Part of this effort involves rebuilding American military strength, demonstrating that the U.S. can credibly put forces in the field at an adequate, sustainable level. For example, the Pentagon needs to increase the number of ground troops available. Fielding new capabilities in greater numbers would significantly enhance the deterrent value of future conventional military forces.
To make a difference in the near term, the U.S. will have to demonstrate it can put real capabilities in the field in relevant numbers within five to ten years. That’s no small task. It currently requires decades to deploy major new systems, and the deployment comes in dribs and drabs.
Jiggering the system so it can deliver more, sooner, makes a lot of sense in a number of areas. The new next-generation bomber program is a case in point. Fielding a powerful new long-range bomber would seriously complicate matters for adversaries who think they can hold American firepower at arm’s length—and it shouldn’t be a heavy lift for the Pentagon. By any reasonable assessment, the program
“seems to be much more advanced than earlier bombers were at the time their contracts were awarded. It largely uses existing materials and technologies, and is not a wildly ambitious dream like the XB-70 nor an experimental first step into a new field like the B-2 stealth bomber.”
In other words, the next-generation long-range bomber is not a big science project. What Washington needs is a responsible acquisition that doesn’t screw it up.
Another case worth looking at is the fielding of the Gerald R. Ford-class carriers. Making that program move along more expeditiously would give U.S. naval forces a serious boost.
Robotics and directed-energy weapons are also capabilities that ought to be produced in greater quantity and gotten into the field faster. And, of course, who doesn’t want more and better cyber capabilities, faster?

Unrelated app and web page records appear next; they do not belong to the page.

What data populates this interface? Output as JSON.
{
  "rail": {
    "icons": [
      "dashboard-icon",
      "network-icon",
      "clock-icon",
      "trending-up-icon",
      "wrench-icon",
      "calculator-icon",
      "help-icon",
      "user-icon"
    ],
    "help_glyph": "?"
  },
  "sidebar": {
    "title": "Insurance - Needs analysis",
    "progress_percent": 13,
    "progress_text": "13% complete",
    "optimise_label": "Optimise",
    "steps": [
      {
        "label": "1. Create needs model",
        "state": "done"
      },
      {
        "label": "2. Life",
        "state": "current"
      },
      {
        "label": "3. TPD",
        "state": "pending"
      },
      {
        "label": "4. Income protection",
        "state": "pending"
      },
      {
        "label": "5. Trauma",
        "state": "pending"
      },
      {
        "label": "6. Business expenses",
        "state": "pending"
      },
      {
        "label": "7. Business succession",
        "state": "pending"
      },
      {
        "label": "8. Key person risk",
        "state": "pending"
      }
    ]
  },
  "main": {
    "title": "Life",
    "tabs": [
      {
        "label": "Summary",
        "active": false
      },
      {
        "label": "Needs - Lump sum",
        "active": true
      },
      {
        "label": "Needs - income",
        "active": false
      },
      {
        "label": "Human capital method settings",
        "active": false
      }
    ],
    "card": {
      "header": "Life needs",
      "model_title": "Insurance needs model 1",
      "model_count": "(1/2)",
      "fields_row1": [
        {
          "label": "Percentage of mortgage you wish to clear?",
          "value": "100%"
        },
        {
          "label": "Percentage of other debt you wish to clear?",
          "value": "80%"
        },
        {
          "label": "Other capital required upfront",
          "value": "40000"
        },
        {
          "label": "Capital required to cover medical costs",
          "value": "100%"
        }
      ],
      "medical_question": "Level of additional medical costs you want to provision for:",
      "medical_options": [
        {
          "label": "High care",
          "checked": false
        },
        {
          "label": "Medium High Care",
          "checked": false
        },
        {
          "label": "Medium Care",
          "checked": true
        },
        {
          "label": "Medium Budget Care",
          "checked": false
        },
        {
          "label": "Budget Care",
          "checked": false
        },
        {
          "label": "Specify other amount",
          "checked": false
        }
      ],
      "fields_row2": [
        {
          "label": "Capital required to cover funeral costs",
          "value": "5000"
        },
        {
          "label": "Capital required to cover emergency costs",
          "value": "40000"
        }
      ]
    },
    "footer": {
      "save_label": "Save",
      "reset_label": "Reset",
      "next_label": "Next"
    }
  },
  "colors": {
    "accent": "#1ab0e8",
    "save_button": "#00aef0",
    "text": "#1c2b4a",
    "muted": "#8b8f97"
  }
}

Given the decline in U.S. military strength, defense acquisition reform ought to focus on improving the speed of dependable acquisition. In the absence of a silver turbocharger to boost the speed at which the Pentagon gets stuff into the field, the systematic, step-by-step approach being advocated by the leadership in the House and Senate Armed Services Committees seems to be a responsible yet timely way to proceed.
James Jay Carafano is vice president of the Davis Institute for National Security and Foreign Policy and the E. W. Richardson Fellow at The Heritage Foundation.